Chocoholics rejoice, it is the best day of the year. And when chocolate and wine come together, well, is there much more mere mortals need? 

The Brockenchack team have done the leg work (or should we say girth work as we are all feeling a little wider for it!) to figure out the best pairings of chocolate with Eden Valley’s finest- Brockenchack. 

As with food pairing, either look for similar flavours and aromas or contrasting.  

Dark Chocolate  

Easily the most common match according toWine Selectorsfor dark chocolate is Cabernet Sauvignon and we don’t agree. Both our Cab Sauvs' -Miss BronteandDENreference dark chocolate in their tasting notes. But what about Grenache and dark chocolate? Bitter or semi-sweet dark chocolate (with a cacao content of 60-100%) really benefit from a wine that is fruit forward. OurMegan Jane Grenache, with notes of raspberry (hello dark chocolate and raspberry!!!) might just be the best match.  

Milk Chocolate 

According toEataly, silky/velvety/soft wines are milk chocolate’s best friend. Milk chocolate is around 50% cacao and 50% cream and it is this fat content that helps balance the tannin in the wine. Try ourHare Hunter Pinot Noirwith milk chocolate. The light to medium body of our Pinot Noir when paired with a moderately sweet chocolate (like milk) provides great balance. 

White Chocolate 
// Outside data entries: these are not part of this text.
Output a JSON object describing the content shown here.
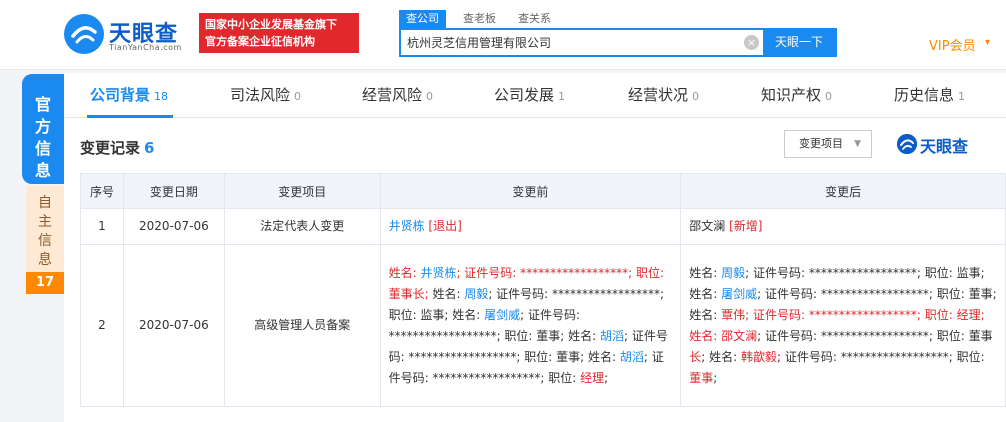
{
  "header": {
    "logo_text": "天眼查",
    "logo_sub": "TianYanCha.com",
    "badge_line1": "国家中小企业发展基金旗下",
    "badge_line2": "官方备案企业征信机构",
    "search_tabs": [
      "查公司",
      "查老板",
      "查关系"
    ],
    "search_value": "杭州灵芝信用管理有限公司",
    "clear_icon": "×",
    "search_button": "天眼一下",
    "vip_label": "VIP会员",
    "vip_arrow": "▾"
  },
  "sidebar": {
    "official_label": "官方信息",
    "self_label": "自主信息",
    "self_count": "17"
  },
  "tabs": [
    {
      "label": "公司背景",
      "count": "18"
    },
    {
      "label": "司法风险",
      "count": "0"
    },
    {
      "label": "经营风险",
      "count": "0"
    },
    {
      "label": "公司发展",
      "count": "1"
    },
    {
      "label": "经营状况",
      "count": "0"
    },
    {
      "label": "知识产权",
      "count": "0"
    },
    {
      "label": "历史信息",
      "count": "1"
    }
  ],
  "section": {
    "title": "变更记录",
    "count": "6",
    "filter_label": "变更项目",
    "filter_caret": "▼",
    "watermark": "天眼查"
  },
  "table": {
    "headers": [
      "序号",
      "变更日期",
      "变更项目",
      "变更前",
      "变更后"
    ],
    "rows": [
      {
        "index": "1",
        "date": "2020-07-06",
        "item": "法定代表人变更",
        "before": [
          {
            "t": "井贤栋",
            "c": "blue"
          },
          {
            "t": " [退出]",
            "c": "red"
          }
        ],
        "after": [
          {
            "t": "邵文澜",
            "c": ""
          },
          {
            "t": " [新增]",
            "c": "red"
          }
        ]
      },
      {
        "index": "2",
        "date": "2020-07-06",
        "item": "高级管理人员备案",
        "before": [
          {
            "t": "姓名: ",
            "c": "red"
          },
          {
            "t": "井贤栋",
            "c": "blue"
          },
          {
            "t": "; 证件号码: ******************; 职位: 董事长; ",
            "c": "red"
          },
          {
            "t": "姓名: ",
            "c": ""
          },
          {
            "t": "周毅",
            "c": "blue"
          },
          {
            "t": "; 证件号码: ******************; 职位: 监事; 姓名: ",
            "c": ""
          },
          {
            "t": "屠剑威",
            "c": "blue"
          },
          {
            "t": "; 证件号码: ******************; 职位: 董事; 姓名: ",
            "c": ""
          },
          {
            "t": "胡滔",
            "c": "blue"
          },
          {
            "t": "; 证件号码: ******************; 职位: 董事; 姓名: ",
            "c": ""
          },
          {
            "t": "胡滔",
            "c": "blue"
          },
          {
            "t": "; 证件号码: ******************; 职位: ",
            "c": ""
          },
          {
            "t": "经理",
            "c": "red"
          },
          {
            "t": ";",
            "c": ""
          }
        ],
        "after": [
          {
            "t": "姓名: ",
            "c": ""
          },
          {
            "t": "周毅",
            "c": "blue"
          },
          {
            "t": "; 证件号码: ******************; 职位: 监事; 姓名: ",
            "c": ""
          },
          {
            "t": "屠剑威",
            "c": "blue"
          },
          {
            "t": "; 证件号码: ******************; 职位: 董事; 姓名: ",
            "c": ""
          },
          {
            "t": "覃伟",
            "c": "red"
          },
          {
            "t": "; 证件号码: ******************; 职位: 经理; 姓名: 邵文澜",
            "c": "red"
          },
          {
            "t": "; 证件号码: ******************; 职位: 董事",
            "c": ""
          },
          {
            "t": "长",
            "c": "red"
          },
          {
            "t": "; 姓名: ",
            "c": ""
          },
          {
            "t": "韩歆毅",
            "c": "red"
          },
          {
            "t": "; 证件号码: ******************; 职位: ",
            "c": ""
          },
          {
            "t": "董事",
            "c": "red"
          },
          {
            "t": ";",
            "c": ""
          }
        ]
      }
    ]
  }
}
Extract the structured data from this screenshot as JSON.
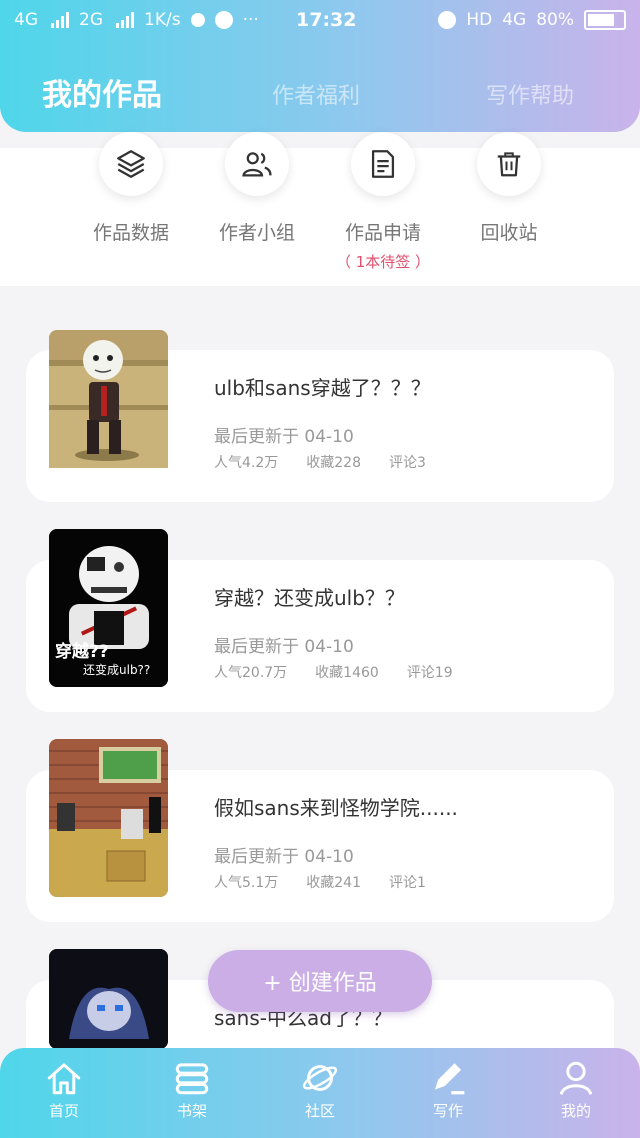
{
  "status": {
    "net1": "4G",
    "net2": "2G",
    "speed": "1K/s",
    "time": "17:32",
    "right_net": "HD",
    "right_net2": "4G",
    "battery": "80%",
    "dots": "···"
  },
  "tabs": {
    "active": "我的作品",
    "t2": "作者福利",
    "t3": "写作帮助"
  },
  "quick": [
    {
      "label": "作品数据",
      "icon": "layers-icon"
    },
    {
      "label": "作者小组",
      "icon": "group-icon"
    },
    {
      "label": "作品申请",
      "sub": "（ 1本待签 ）",
      "icon": "document-icon"
    },
    {
      "label": "回收站",
      "icon": "trash-icon"
    }
  ],
  "works": [
    {
      "title": "ulb和sans穿越了？？？",
      "updated": "最后更新于 04-10",
      "popularity": "人气4.2万",
      "favorites": "收藏228",
      "comments": "评论3"
    },
    {
      "title": "穿越？还变成ulb？？",
      "updated": "最后更新于 04-10",
      "popularity": "人气20.7万",
      "favorites": "收藏1460",
      "comments": "评论19",
      "cover_text_1": "穿越??",
      "cover_text_2": "还变成ulb??"
    },
    {
      "title": "假如sans来到怪物学院......",
      "updated": "最后更新于 04-10",
      "popularity": "人气5.1万",
      "favorites": "收藏241",
      "comments": "评论1"
    },
    {
      "title": "sans-中么ad了？？"
    }
  ],
  "fab": {
    "label": "+ 创建作品"
  },
  "nav": [
    {
      "label": "首页",
      "icon": "home-icon"
    },
    {
      "label": "书架",
      "icon": "bookshelf-icon"
    },
    {
      "label": "社区",
      "icon": "planet-icon"
    },
    {
      "label": "写作",
      "icon": "pen-icon"
    },
    {
      "label": "我的",
      "icon": "person-icon"
    }
  ]
}
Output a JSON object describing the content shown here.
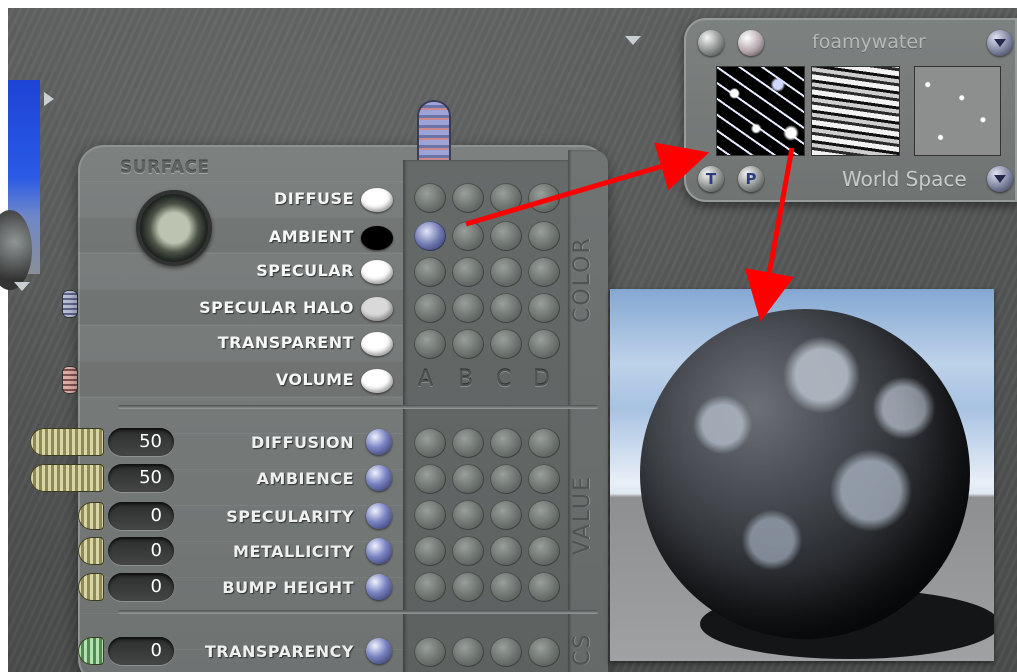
{
  "surface": {
    "title": "SURFACE",
    "channels": [
      {
        "label": "DIFFUSE",
        "swatch_color": "#ffffff"
      },
      {
        "label": "AMBIENT",
        "swatch_color": "#000000"
      },
      {
        "label": "SPECULAR",
        "swatch_color": "#ffffff"
      },
      {
        "label": "SPECULAR HALO",
        "swatch_color": "#d9d9d9"
      },
      {
        "label": "TRANSPARENT",
        "swatch_color": "#ffffff"
      },
      {
        "label": "VOLUME",
        "swatch_color": "#ffffff"
      }
    ],
    "columns": [
      "A",
      "B",
      "C",
      "D"
    ],
    "side_labels": {
      "color": "COLOR",
      "value": "VALUE",
      "bottom": "CS"
    }
  },
  "values": [
    {
      "value": "50",
      "label": "DIFFUSION"
    },
    {
      "value": "50",
      "label": "AMBIENCE"
    },
    {
      "value": "0",
      "label": "SPECULARITY"
    },
    {
      "value": "0",
      "label": "METALLICITY"
    },
    {
      "value": "0",
      "label": "BUMP HEIGHT"
    },
    {
      "value": "0",
      "label": "TRANSPARENCY"
    }
  ],
  "texture": {
    "name": "foamywater",
    "space": "World Space",
    "buttons": {
      "t": "T",
      "p": "P"
    }
  },
  "icons": [
    "collapse-left-arrow-icon",
    "expand-down-arrow-icon",
    "dropdown-arrow-icon",
    "link-arrow-icon"
  ],
  "colors": {
    "arrow": "#ff0000",
    "link_dot": "#6f78b4"
  }
}
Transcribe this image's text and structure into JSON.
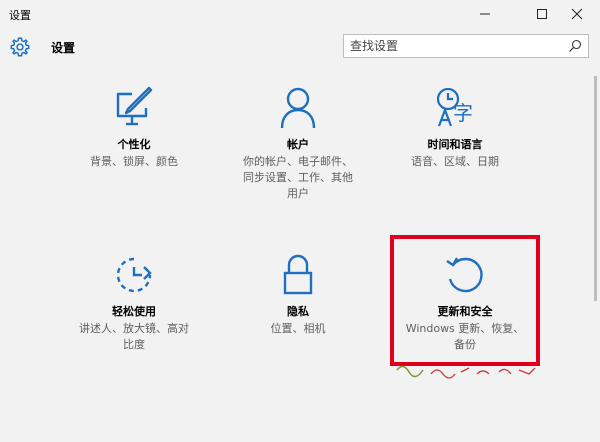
{
  "window": {
    "title": "设置",
    "controls": {
      "minimize": "—",
      "maximize": "☐",
      "close": "✕"
    }
  },
  "header": {
    "title": "设置",
    "icon": "gear-icon"
  },
  "search": {
    "placeholder": "查找设置",
    "icon": "search-icon"
  },
  "tiles": [
    {
      "name": "个性化",
      "desc": "背景、锁屏、颜色",
      "icon": "personalization-icon"
    },
    {
      "name": "帐户",
      "desc": "你的帐户、电子邮件、同步设置、工作、其他用户",
      "icon": "account-icon"
    },
    {
      "name": "时间和语言",
      "desc": "语音、区域、日期",
      "icon": "time-language-icon"
    },
    {
      "name": "轻松使用",
      "desc": "讲述人、放大镜、高对比度",
      "icon": "ease-of-access-icon"
    },
    {
      "name": "隐私",
      "desc": "位置、相机",
      "icon": "privacy-icon"
    },
    {
      "name": "更新和安全",
      "desc": "Windows 更新、恢复、备份",
      "icon": "update-security-icon"
    }
  ],
  "colors": {
    "accent": "#1e6fbf",
    "highlight_border": "#e0001b",
    "background": "#f2f2f2"
  }
}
Uncommon opinion: white chocolate is not actually chocolate but today is not the day for semantics. Similarly, milk chocolate except that instead of 50% fat (from cream), white chocolate is 100% fat as it is cacao butter and cream. This is where a wine that can provide balance (in the form of acidity) is of significant importance. An off-dry Riesling is like ourMackenzie William 1896 Rieslingis a great option. Another option for those on the wild side is, according toWine Folly, it is actuallyPinot Noir!!! The fat in the white chocolate acts to highlight the red fruits of the pinot noir- so in our case cherries. YUM! 

Wild card 

Our friends at the Eden Valley Hotel rave about classic M&Ms with ourGreat Scott Sparkling Shiraz!

And what about flavoured chocolate- sea salt, caramel, mint, chill? Well, we can deduce -using the similar flavours method- that mint with Cab Sauv would work well as they often (especially from our corner of the world) have nuances of eucalyptus. Caramel/toffee with a tawny port like ourMagdalena 10 Year Old Tawny, again to highlight the nutty/toffee flavours. 

It goes without saying that the quality of the chocolate you chose will play an important role in the success of the pairing- just as cooking with wine does. Lindt have paired several of their chocolates to wines- you can read their recommendations (plus salivate over their chocolatehere)  

Lastly, just like pairing food and wine, it is incredibly subjective. If you really love white chocolate with our William Frederick Shiraz or dark chocolate with Tru-Su Rosé, power to you folks.

Right on that note, I am off toHaigh'sto restock and probably the gym to balance the deliciousness!

-Chloë, Brockenchack’s marketing coordinator and resident wine/vine nerd.